I feel bad for Shirley Sherrod. Not just because she lost her job. Not just because it may be that she did not do what she is accused of doing. Not because her only crime may be the very postmodern transgression of being on video and out of context. (Hear her remarks in context here.) I feel bad for Shirley Sherrod because she is only the latest example of how difficult it is for us to get beyond our own racial race. I feel bad for her because I feel bad for all of us. We’re stuck. Her firing and the overreaction from the White House, the USDA and the NAACP are just more depressing plot points in the sad story of race in America.
The irony here is so rich that it is almost farcical. After almost 150 years of the USDA being a bastion of racist and discriminatory practices that hurt hundred of thousands of black people, a black USDA employee is accused of not helping a white farmer because he was white, and gets fired. It’s a small thing, but that’s what racism is: small, stupid and always painful. It appears that Sherrod told this story on herself, but she is bigger and smarter than that and was actually making the opposite point.
Sherrod is not just a victim of current partisan circumstances; she is also a victim of our long, tangled and painful history of race. Her “confession” that she did not apply “the full force of what I could do” to help a white farmer save his farm is exactly the kind of thing that had been happening to black farmers who dealt with the USDA since President Abraham Lincoln established the “people department” in 1862. Only that is not what Sherrod did. For generations, white employees of the USDA, particularly in the South, used the full force of what they could do to make sure that black people were shut out of loan, grant and housing programs that should have been open to everyone.
The class-action suit that tried to redress this harm, famously known as Pigford, was filed in 1997 and settled in 1999. Pigford has achieved iconic civil rights status for the light it cast on the historical wrongs committed by the department. U.S. District Judge Paul Friedman, who issued the ruling in the case, looked squarely at the history: “Today there are fewer than 18,000 African-American farms in the United States, and African-American farmers now own less then 3 million acres of land,” he wrote. “The United States Department of Agriculture and the county commissioners to whom it has delegated so much power bear much of the responsibility for this dramatic decline.”

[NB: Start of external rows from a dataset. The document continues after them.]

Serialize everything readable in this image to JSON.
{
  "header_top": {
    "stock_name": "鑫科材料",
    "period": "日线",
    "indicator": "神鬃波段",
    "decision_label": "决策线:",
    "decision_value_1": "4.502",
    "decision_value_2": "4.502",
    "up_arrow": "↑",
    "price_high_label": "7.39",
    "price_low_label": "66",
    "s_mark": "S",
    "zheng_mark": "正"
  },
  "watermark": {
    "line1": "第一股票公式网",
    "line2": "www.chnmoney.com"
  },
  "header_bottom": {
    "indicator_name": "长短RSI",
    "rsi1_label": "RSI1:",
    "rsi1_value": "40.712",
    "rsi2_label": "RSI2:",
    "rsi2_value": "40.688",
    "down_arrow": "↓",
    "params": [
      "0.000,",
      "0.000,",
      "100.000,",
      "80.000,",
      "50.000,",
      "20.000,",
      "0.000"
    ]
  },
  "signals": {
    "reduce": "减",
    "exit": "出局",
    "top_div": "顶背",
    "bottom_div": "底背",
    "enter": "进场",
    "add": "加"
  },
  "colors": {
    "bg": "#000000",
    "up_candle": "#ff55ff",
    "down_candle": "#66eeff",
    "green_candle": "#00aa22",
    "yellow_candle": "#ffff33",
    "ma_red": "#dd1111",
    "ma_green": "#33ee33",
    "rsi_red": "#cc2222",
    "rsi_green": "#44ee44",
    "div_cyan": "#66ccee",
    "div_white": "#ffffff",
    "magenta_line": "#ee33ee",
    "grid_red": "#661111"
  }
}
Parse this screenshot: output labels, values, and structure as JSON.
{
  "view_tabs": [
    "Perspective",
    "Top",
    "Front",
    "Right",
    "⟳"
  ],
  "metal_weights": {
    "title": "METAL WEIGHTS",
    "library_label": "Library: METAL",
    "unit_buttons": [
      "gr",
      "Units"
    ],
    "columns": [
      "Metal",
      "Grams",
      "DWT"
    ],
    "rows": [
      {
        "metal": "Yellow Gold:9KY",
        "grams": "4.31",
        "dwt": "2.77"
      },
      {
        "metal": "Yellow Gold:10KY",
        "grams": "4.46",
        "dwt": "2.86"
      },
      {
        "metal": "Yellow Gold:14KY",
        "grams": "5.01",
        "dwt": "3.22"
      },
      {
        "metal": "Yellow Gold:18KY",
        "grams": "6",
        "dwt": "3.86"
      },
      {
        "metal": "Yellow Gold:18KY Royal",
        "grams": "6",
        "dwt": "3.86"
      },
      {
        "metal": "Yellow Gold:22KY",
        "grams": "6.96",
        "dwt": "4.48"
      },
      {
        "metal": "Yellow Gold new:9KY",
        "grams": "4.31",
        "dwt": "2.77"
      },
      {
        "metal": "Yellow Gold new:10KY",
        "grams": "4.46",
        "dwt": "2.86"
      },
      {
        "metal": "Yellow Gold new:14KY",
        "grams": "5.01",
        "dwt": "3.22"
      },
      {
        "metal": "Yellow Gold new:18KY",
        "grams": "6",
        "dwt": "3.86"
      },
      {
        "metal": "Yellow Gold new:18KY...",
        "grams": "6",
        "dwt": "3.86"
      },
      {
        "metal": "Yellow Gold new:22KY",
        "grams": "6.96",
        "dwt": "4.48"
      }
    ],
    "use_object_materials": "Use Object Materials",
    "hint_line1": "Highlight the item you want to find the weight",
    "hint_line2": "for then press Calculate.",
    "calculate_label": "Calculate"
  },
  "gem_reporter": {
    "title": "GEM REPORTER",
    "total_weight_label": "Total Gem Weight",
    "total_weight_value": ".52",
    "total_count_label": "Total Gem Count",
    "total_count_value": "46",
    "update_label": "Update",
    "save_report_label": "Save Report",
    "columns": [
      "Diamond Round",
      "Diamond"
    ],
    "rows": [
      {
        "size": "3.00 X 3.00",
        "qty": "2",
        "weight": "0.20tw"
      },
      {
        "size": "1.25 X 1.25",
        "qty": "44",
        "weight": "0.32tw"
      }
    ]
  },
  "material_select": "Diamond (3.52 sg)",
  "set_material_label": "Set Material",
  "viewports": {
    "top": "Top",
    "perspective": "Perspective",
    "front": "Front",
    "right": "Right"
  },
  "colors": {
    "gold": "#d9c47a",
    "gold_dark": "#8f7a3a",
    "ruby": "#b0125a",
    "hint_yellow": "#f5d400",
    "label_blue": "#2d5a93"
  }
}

The suit alleged that not only had the Agriculture Department discriminated against black farmers, but when they complained about that discrimination, the USDA did not investigate or respond to those charges of bias. One of the conditions of the settlement was that the federal government would pay $50,000 to each farmer who sought USDA help and did not get it.
But when the Obama administration took office, the farmer found a champion in former Iowa governor and new Secretary of Agriculture Tom Vilsack, who announced that fixing the civil right enforcement problems and the department’s poor reputation were among his top priorities.
Vilsack concluded that the eight years of the Bush administration that followed Pigford only made a bad problem worse. More than 14,000 civil rights claims were filed against the USDA during the Bush administration, but almost none got any attention.